─── Dataset

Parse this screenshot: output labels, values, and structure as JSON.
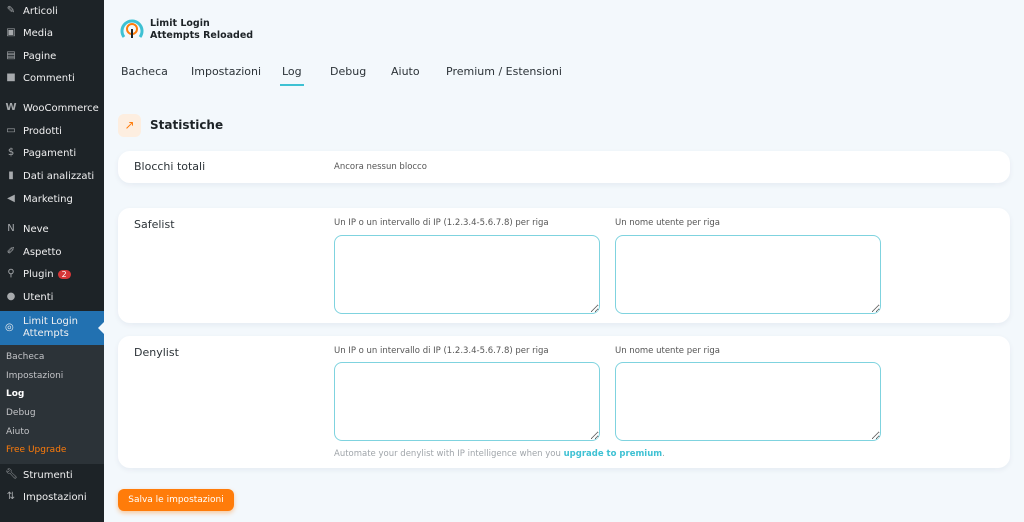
{
  "sidebar": {
    "items": [
      {
        "label": "Articoli",
        "icon": "pin-icon"
      },
      {
        "label": "Media",
        "icon": "media-icon"
      },
      {
        "label": "Pagine",
        "icon": "pages-icon"
      },
      {
        "label": "Commenti",
        "icon": "comment-icon"
      },
      {
        "label": "WooCommerce",
        "icon": "woo-icon"
      },
      {
        "label": "Prodotti",
        "icon": "box-icon"
      },
      {
        "label": "Pagamenti",
        "icon": "dollar-icon"
      },
      {
        "label": "Dati analizzati",
        "icon": "chart-icon"
      },
      {
        "label": "Marketing",
        "icon": "megaphone-icon"
      },
      {
        "label": "Neve",
        "icon": "neve-icon"
      },
      {
        "label": "Aspetto",
        "icon": "brush-icon"
      },
      {
        "label": "Plugin",
        "icon": "plugin-icon",
        "badge": "2"
      },
      {
        "label": "Utenti",
        "icon": "user-icon"
      }
    ],
    "active": "Limit Login Attempts",
    "sub": [
      "Bacheca",
      "Impostazioni",
      "Log",
      "Debug",
      "Aiuto",
      "Free Upgrade"
    ],
    "after": [
      {
        "label": "Strumenti",
        "icon": "wrench-icon"
      },
      {
        "label": "Impostazioni",
        "icon": "settings-icon"
      }
    ]
  },
  "logo": {
    "line1": "Limit Login",
    "line2": "Attempts Reloaded"
  },
  "tabs": [
    "Bacheca",
    "Impostazioni",
    "Log",
    "Debug",
    "Aiuto",
    "Premium / Estensioni"
  ],
  "active_tab": "Log",
  "section_title": "Statistiche",
  "blocks": {
    "label": "Blocchi totali",
    "value": "Ancora nessun blocco"
  },
  "safelist": {
    "label": "Safelist",
    "ip_hint": "Un IP o un intervallo di IP (1.2.3.4-5.6.7.8) per riga",
    "user_hint": "Un nome utente per riga"
  },
  "denylist": {
    "label": "Denylist",
    "ip_hint": "Un IP o un intervallo di IP (1.2.3.4-5.6.7.8) per riga",
    "user_hint": "Un nome utente per riga",
    "note": "Automate your denylist with IP intelligence when you ",
    "note_link": "upgrade to premium",
    "note_end": "."
  },
  "save_label": "Salva le impostazioni",
  "colors": {
    "accent": "#3ec1d3",
    "orange": "#ff7c0a",
    "sidebar": "#1d2327",
    "active": "#2271b1"
  }
}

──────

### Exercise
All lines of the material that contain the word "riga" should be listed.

### Reply
    "ip_hint": "Un IP o un intervallo di IP (1.2.3.4-5.6.7.8) per riga",
    "user_hint": "Un nome utente per riga"
    "ip_hint": "Un IP o un intervallo di IP (1.2.3.4-5.6.7.8) per riga",
    "user_hint": "Un nome utente per riga",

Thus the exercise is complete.